> [Assignment]
In how many lines of the listing below does "comparison" appear? Give only the figure.

> [Provided data]

━━━

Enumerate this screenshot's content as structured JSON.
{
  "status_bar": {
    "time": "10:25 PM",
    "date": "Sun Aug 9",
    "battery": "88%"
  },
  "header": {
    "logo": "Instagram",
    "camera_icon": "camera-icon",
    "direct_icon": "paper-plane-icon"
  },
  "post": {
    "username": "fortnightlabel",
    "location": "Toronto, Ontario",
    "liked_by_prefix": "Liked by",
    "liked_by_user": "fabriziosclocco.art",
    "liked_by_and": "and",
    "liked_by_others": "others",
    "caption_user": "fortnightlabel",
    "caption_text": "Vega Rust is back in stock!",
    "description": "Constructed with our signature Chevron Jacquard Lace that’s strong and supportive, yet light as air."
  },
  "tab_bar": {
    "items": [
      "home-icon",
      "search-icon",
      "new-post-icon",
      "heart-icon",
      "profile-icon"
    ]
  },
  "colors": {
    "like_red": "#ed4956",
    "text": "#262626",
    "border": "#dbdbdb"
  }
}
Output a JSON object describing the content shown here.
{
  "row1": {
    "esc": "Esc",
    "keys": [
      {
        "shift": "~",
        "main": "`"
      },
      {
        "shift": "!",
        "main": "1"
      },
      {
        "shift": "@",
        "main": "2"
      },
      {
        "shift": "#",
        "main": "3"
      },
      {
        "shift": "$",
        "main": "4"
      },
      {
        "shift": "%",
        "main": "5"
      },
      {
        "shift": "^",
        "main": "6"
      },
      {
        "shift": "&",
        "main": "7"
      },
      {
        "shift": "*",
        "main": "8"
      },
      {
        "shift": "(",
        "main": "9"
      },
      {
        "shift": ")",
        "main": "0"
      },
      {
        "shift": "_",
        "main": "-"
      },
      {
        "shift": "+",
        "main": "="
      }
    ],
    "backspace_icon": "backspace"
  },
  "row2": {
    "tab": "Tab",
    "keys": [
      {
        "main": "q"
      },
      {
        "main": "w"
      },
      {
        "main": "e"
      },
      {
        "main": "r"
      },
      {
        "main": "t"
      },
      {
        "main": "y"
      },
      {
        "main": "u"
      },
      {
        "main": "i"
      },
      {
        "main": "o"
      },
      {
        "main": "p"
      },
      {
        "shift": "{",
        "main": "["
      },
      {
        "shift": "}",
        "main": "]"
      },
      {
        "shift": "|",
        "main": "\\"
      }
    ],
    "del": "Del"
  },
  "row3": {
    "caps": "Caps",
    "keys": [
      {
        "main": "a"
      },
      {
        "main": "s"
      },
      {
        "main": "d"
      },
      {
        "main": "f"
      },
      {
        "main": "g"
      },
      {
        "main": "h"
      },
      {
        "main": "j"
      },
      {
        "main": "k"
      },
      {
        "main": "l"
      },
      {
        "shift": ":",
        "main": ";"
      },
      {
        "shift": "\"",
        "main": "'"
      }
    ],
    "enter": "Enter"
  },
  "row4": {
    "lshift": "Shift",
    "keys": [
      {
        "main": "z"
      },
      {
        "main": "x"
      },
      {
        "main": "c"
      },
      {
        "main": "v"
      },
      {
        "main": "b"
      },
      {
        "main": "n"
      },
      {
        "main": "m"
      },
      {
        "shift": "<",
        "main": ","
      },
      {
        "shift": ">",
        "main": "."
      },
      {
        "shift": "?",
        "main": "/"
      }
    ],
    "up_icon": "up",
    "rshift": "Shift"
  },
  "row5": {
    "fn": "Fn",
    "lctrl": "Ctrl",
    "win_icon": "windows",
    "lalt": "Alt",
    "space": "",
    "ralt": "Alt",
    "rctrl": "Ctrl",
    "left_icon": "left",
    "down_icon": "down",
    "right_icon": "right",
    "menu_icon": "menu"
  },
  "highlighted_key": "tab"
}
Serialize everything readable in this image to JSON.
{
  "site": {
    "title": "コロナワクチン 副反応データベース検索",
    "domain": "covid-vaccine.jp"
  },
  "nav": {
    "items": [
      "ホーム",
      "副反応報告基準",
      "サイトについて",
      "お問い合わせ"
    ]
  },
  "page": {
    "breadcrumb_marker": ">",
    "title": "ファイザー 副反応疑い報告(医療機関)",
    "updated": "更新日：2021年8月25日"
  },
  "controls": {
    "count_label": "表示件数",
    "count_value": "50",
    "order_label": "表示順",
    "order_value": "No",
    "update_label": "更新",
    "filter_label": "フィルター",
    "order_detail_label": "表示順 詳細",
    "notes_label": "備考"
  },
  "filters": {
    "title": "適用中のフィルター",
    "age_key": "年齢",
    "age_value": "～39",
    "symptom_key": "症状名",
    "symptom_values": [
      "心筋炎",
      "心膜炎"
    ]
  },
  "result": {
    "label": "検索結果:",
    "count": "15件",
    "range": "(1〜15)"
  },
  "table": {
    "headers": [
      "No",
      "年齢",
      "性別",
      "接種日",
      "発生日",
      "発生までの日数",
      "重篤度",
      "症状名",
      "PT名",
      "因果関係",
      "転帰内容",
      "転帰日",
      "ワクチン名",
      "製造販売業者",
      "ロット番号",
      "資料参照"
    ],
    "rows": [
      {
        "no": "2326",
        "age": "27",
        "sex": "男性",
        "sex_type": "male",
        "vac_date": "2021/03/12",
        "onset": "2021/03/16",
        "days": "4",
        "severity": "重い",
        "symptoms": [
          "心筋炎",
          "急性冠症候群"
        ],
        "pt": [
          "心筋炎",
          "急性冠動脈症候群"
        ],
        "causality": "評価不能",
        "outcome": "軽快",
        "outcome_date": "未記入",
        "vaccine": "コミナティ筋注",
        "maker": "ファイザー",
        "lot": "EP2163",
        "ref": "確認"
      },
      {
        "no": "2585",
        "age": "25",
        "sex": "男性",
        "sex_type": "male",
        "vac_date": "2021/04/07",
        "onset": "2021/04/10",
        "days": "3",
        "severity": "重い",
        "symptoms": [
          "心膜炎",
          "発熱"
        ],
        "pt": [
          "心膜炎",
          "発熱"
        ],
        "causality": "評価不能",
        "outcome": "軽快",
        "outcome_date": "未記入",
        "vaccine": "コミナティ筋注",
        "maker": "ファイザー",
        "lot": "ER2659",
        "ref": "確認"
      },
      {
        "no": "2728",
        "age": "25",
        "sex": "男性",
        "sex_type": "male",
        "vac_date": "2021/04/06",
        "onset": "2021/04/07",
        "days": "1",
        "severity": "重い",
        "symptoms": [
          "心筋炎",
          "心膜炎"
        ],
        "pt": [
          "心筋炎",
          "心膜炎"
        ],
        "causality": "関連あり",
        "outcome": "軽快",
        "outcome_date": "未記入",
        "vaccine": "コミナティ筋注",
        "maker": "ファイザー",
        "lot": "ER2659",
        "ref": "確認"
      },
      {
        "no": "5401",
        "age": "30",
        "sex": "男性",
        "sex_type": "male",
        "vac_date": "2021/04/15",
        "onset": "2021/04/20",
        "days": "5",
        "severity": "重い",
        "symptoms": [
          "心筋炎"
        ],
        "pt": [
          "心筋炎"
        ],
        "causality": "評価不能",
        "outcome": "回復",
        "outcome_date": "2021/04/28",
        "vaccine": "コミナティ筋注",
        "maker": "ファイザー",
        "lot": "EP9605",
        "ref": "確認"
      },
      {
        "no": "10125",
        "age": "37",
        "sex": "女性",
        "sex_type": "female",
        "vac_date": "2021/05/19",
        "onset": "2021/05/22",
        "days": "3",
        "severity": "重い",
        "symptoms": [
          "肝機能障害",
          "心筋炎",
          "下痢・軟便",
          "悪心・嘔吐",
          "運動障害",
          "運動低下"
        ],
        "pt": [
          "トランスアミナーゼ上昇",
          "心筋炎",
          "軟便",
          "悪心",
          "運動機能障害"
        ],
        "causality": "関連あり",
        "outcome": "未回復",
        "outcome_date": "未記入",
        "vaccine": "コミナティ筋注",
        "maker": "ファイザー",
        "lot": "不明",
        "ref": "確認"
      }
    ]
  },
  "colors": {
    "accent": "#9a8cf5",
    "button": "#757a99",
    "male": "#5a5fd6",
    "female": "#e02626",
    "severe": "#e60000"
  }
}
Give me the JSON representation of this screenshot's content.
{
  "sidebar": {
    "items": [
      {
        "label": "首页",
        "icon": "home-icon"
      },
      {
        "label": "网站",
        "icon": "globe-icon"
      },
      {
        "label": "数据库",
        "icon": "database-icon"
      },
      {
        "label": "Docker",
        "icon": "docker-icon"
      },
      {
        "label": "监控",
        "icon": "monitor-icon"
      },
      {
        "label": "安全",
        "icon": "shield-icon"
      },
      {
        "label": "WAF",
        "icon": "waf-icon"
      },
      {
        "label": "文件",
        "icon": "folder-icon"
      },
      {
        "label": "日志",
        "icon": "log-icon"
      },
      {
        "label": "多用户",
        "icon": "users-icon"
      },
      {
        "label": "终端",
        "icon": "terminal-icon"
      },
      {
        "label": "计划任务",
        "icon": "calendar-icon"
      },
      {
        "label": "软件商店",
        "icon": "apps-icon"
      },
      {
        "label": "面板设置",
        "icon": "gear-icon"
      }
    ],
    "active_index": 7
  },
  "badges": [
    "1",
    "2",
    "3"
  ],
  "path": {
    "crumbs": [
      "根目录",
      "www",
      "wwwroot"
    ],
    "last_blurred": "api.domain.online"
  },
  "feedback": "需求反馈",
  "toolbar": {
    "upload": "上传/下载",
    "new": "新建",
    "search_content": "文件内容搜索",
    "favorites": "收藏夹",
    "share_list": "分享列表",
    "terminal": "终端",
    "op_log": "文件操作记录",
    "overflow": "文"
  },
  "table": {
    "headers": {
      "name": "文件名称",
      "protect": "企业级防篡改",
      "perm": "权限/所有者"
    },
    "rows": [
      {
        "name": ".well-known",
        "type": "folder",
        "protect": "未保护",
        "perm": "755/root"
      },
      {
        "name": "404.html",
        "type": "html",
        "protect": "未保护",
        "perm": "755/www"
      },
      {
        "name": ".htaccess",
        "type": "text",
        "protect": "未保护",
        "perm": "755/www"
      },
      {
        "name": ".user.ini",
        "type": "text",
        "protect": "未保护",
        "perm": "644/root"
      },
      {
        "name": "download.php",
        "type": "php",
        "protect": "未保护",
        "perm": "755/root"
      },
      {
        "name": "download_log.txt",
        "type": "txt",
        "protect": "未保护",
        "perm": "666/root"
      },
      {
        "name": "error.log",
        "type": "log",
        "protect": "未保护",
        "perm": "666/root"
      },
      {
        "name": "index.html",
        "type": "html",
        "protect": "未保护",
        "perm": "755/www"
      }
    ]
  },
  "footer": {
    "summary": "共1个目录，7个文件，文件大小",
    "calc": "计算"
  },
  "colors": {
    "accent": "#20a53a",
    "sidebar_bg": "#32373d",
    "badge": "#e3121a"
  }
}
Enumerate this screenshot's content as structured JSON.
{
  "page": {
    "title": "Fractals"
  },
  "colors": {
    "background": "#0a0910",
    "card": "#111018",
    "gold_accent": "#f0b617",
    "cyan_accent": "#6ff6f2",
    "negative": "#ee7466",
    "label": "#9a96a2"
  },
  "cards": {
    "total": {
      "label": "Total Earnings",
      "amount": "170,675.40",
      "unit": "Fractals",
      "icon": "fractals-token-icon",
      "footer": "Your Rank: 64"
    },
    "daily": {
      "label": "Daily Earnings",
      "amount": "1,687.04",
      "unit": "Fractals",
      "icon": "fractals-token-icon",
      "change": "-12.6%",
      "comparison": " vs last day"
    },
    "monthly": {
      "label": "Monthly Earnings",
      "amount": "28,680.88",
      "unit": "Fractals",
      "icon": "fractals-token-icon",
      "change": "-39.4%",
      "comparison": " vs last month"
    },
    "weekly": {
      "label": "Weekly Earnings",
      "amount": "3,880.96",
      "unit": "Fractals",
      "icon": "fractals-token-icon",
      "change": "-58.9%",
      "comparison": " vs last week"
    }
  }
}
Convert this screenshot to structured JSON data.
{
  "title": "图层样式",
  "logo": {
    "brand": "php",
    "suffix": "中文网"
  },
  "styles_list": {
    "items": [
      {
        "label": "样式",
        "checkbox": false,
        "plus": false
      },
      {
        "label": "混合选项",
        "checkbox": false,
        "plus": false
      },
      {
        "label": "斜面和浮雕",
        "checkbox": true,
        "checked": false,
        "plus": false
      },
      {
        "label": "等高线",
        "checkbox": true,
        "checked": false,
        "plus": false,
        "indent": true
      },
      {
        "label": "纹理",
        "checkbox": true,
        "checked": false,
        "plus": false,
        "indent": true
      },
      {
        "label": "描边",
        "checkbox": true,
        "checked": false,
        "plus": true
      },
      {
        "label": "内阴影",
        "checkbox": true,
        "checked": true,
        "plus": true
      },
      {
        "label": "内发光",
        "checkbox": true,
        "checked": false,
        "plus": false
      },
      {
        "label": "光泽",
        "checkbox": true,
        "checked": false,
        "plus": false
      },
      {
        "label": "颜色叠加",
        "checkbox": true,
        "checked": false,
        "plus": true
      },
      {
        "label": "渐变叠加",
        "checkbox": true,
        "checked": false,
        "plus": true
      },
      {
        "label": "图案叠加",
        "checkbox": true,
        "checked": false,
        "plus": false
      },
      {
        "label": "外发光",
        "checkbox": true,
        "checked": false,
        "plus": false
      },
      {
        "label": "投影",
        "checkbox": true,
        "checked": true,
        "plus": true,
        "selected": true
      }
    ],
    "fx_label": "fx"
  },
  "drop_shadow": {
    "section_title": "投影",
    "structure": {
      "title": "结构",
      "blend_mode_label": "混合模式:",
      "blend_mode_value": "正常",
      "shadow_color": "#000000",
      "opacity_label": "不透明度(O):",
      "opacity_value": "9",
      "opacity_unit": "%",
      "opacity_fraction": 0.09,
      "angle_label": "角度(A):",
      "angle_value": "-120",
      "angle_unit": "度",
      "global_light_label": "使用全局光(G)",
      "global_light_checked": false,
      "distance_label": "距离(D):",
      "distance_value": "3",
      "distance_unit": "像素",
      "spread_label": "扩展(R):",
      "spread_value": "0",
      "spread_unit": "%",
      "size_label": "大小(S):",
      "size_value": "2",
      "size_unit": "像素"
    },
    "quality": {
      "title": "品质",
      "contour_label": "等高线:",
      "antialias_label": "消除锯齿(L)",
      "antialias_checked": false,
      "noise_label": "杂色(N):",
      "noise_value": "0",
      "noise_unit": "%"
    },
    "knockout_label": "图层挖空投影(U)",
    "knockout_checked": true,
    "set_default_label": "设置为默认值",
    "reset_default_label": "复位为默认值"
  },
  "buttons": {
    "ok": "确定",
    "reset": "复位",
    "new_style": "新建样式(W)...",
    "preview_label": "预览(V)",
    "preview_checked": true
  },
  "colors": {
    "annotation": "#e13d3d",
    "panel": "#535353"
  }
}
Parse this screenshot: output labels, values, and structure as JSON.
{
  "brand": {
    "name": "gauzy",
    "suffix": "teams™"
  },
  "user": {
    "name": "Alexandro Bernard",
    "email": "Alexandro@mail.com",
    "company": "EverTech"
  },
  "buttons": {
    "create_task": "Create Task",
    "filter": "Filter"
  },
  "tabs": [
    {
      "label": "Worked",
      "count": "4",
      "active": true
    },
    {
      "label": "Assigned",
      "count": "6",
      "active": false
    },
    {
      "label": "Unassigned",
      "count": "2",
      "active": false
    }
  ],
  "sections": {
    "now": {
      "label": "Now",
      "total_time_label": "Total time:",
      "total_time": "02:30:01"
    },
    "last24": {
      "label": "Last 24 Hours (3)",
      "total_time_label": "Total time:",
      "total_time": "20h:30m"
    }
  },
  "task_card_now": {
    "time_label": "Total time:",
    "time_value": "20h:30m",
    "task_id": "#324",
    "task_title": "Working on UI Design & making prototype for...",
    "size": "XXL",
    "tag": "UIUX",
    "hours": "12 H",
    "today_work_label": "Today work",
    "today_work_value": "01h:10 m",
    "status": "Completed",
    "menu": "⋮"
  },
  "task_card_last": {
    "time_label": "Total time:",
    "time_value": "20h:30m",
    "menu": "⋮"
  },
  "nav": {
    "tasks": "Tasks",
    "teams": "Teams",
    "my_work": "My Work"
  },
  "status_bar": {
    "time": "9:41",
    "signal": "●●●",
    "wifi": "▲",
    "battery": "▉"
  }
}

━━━

> [Completed task]
3